Like most states, Maine is no stranger to abortion-related protests–both pro-life and pro-choice. Sometimes these protests can turn violent.
In 1995, Maine enacted a law making it illegal to make noise that can be heard inside a building with the intent “to jeopardize the health of persons receiving health services within the building,” or with the intent “to interfere with the safe and effective delivery of those services.” When it was passed, the law received broad support from both pro-life and pro-choice groups.
Last year, Andrew March–a Christian pastor and the founder of a church called Cell 53–sued, claiming that the law violated the First Amendment. Specifically, March argued that the law was content-based because one can only “interfere with” or disrupt health services if one’s message is contrary to those medical services. Laws that restrict speech in public fora–like streets, parks, and sidewalks–based on the content of the speech are almost always unconstitutional.
Although the District Court agreed with March and found the law unconstitutional, the First Circuit Court of Appeals reversed.
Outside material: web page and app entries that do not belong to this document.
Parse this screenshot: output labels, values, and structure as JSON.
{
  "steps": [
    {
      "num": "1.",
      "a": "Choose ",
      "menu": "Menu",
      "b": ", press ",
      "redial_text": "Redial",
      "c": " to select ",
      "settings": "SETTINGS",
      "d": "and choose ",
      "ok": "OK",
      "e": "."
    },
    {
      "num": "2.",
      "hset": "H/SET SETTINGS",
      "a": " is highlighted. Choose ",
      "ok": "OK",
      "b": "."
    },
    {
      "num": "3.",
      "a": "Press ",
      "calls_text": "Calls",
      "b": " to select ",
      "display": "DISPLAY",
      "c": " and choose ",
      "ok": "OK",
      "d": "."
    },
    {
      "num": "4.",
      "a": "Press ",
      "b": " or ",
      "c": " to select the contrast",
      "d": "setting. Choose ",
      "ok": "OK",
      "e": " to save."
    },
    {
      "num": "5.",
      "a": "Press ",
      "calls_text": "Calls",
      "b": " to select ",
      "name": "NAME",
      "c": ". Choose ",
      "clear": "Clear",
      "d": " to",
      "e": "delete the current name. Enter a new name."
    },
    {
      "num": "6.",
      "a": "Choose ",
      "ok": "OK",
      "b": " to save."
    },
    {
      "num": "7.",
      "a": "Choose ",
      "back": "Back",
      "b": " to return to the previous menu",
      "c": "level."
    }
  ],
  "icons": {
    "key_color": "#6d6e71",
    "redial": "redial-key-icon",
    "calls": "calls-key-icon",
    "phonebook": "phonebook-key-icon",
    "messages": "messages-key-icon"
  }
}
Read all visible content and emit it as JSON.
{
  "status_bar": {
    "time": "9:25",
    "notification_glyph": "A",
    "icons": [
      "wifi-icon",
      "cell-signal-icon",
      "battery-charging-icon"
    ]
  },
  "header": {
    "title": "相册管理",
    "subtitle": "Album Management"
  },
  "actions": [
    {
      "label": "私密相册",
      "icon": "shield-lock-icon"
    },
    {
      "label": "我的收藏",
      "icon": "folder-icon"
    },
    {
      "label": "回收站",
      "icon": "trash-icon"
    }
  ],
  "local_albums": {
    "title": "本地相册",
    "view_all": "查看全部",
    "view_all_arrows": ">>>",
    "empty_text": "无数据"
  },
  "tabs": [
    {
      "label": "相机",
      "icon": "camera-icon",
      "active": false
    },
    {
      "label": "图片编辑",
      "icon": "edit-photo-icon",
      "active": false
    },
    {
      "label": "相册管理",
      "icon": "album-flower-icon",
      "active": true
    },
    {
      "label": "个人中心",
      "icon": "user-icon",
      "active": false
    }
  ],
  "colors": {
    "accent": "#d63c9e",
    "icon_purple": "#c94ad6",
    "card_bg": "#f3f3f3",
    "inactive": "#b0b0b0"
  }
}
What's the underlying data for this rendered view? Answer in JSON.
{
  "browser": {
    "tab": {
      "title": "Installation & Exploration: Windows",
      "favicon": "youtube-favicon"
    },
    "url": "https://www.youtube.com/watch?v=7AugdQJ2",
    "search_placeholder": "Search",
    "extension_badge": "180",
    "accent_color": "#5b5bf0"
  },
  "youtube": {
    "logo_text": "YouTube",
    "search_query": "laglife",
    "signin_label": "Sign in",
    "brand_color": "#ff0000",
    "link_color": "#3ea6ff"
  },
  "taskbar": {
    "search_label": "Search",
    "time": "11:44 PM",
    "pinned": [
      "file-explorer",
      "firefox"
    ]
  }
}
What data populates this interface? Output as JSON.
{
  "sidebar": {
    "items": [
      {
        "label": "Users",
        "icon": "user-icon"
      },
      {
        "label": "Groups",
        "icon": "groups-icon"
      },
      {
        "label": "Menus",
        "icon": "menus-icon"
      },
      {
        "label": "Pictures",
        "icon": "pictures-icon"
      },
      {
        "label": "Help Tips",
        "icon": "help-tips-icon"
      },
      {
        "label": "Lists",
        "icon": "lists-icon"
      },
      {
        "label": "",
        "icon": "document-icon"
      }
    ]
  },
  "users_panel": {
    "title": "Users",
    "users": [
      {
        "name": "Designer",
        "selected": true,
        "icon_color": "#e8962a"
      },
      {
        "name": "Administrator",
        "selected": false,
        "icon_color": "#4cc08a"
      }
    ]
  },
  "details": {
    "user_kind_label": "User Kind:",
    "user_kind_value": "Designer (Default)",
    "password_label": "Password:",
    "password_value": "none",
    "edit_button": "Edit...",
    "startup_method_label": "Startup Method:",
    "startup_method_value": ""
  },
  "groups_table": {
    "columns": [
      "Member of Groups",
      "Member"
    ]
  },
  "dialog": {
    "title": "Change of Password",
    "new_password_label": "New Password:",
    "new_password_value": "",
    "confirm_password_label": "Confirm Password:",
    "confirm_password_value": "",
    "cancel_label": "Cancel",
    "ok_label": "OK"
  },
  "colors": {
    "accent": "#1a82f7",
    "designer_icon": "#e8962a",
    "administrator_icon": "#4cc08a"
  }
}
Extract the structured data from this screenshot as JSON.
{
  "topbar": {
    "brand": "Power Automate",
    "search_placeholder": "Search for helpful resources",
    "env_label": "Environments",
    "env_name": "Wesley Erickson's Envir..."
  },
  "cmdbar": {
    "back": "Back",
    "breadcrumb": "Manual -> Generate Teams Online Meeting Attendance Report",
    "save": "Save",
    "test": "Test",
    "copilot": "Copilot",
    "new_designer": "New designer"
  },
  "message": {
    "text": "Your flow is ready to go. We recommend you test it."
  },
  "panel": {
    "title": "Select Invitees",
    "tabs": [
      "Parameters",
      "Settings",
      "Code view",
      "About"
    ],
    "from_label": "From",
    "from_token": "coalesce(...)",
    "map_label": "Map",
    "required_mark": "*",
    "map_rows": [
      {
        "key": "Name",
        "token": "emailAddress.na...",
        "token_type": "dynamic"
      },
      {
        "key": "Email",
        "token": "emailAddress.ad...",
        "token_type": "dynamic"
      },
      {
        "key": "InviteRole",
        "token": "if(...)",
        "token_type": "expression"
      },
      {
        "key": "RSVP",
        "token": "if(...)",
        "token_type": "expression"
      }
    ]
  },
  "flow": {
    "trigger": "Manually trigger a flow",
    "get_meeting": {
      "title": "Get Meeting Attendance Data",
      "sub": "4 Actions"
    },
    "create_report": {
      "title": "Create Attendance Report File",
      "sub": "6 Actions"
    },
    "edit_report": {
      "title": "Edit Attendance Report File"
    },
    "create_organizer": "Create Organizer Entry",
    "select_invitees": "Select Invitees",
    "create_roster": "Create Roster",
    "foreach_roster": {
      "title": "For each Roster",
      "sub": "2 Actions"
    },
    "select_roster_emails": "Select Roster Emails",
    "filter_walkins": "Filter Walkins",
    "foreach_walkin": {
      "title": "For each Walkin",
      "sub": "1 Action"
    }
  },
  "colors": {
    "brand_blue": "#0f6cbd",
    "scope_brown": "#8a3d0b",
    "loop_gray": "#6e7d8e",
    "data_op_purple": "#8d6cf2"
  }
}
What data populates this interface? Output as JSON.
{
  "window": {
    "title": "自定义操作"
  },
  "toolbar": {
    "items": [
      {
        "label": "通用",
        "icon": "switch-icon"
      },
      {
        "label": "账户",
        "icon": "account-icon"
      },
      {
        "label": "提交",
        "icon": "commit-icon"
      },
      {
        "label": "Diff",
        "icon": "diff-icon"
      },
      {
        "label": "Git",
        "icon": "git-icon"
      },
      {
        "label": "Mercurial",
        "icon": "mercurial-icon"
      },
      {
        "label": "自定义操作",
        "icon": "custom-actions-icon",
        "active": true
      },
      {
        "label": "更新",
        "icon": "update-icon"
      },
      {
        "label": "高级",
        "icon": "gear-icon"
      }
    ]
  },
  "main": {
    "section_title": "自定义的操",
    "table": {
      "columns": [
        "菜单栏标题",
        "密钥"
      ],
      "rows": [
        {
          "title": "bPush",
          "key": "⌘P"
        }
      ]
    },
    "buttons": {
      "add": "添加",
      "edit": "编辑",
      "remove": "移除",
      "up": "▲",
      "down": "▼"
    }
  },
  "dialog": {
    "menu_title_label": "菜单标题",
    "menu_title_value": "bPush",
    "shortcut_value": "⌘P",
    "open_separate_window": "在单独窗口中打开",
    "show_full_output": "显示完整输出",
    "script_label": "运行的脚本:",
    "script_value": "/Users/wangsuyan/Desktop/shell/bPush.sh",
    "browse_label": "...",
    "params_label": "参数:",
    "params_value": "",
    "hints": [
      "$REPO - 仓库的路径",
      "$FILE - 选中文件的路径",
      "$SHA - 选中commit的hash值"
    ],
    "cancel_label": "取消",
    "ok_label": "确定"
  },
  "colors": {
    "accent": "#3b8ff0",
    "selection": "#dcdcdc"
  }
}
The Court of Appeals found that the law was not content-based because it applies “to noise on any topic or concerning any idea.” The Court of Appeals found the law to be valid, noting that “the government may enforce reasonable restrictions on the time, place, or manner of speech in order to protect persons from unduly burdensome noise.”
Case: March v. Mills, 867 F.3d 46 (1st Cir. Aug. 8, 2017) (opinion here)